A new Deutsche Bank Research Briefing reviews and analyses the effects of EU free movement, paying particular attention to social security and concerns about “benefit tourism”.
Deutsche Bank drew upon ECAS’ earlier work in its report, referencing ECAS’ recent publication “Fiscal Impact of EU Migrants in Austria, Germany, the Netherlands and the UK“, and drawing upon and agreeing with the main finding that EU immigrants have a positive impact on the finances of these countries.
The Deutsche Bank report finds that there is no evidence of “benefit tourism” as a mass phenomenon within the EU:
“the occasionally reported pessimistic picture of mass migration into the social security systems of partner countries is more or less an illusion at present”

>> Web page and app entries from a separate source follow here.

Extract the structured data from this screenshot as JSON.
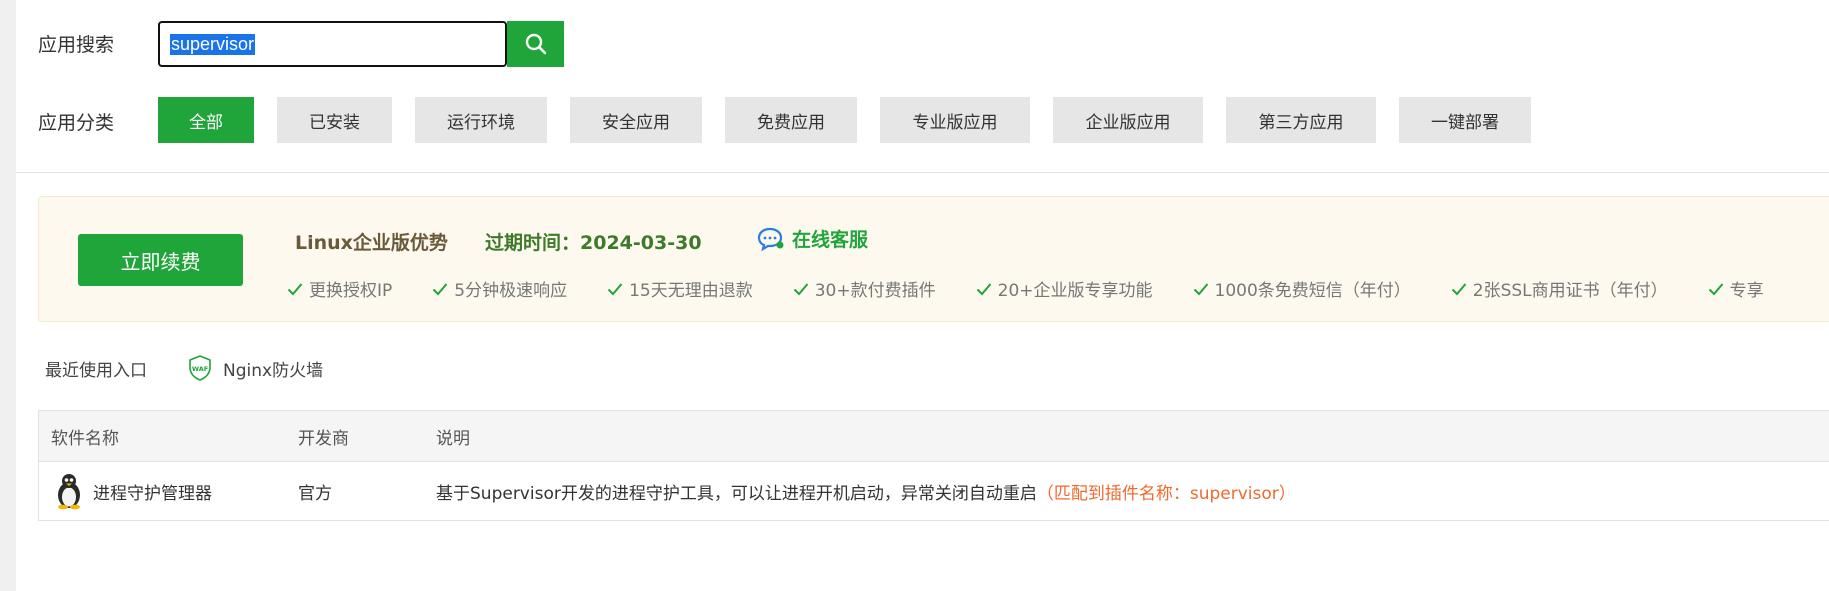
{
  "search": {
    "label": "应用搜索",
    "value": "supervisor"
  },
  "categories": {
    "label": "应用分类",
    "items": [
      "全部",
      "已安装",
      "运行环境",
      "安全应用",
      "免费应用",
      "专业版应用",
      "企业版应用",
      "第三方应用",
      "一键部署"
    ],
    "active_index": 0
  },
  "promo": {
    "renew_label": "立即续费",
    "title": "Linux企业版优势",
    "expire": "过期时间：2024-03-30",
    "service": "在线客服",
    "features": [
      "更换授权IP",
      "5分钟极速响应",
      "15天无理由退款",
      "30+款付费插件",
      "20+企业版专享功能",
      "1000条免费短信（年付）",
      "2张SSL商用证书（年付）",
      "专享"
    ]
  },
  "recent": {
    "label": "最近使用入口",
    "items": [
      {
        "name": "Nginx防火墙",
        "icon": "waf-shield-icon"
      }
    ]
  },
  "table": {
    "headers": [
      "软件名称",
      "开发商",
      "说明"
    ],
    "rows": [
      {
        "name": "进程守护管理器",
        "icon": "linux-penguin-icon",
        "developer": "官方",
        "description": "基于Supervisor开发的进程守护工具，可以让进程开机启动，异常关闭自动重启",
        "match_note": "（匹配到插件名称：supervisor）"
      }
    ]
  },
  "colors": {
    "accent": "#20a53a",
    "match": "#f06a2e",
    "promo_bg": "#fdf9ef"
  }
}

Furthermore, it stresses that limiting free movement would be counterproductive:
“The free movement of persons is rightly considered to be one of the key achievements of the single European market… Further-reaching access barriers for citizens from partner countries…would represent an economically damaging step backwards in the integration process”
The report also suggests that it would be productive to consider
“alternative rules for access for access to social benefits that do not inappropriately hamper the free movement of citizens within the EU“.
Read the full research briefing: Debate on free movement – Does the EU need new rules on social security co-ordination?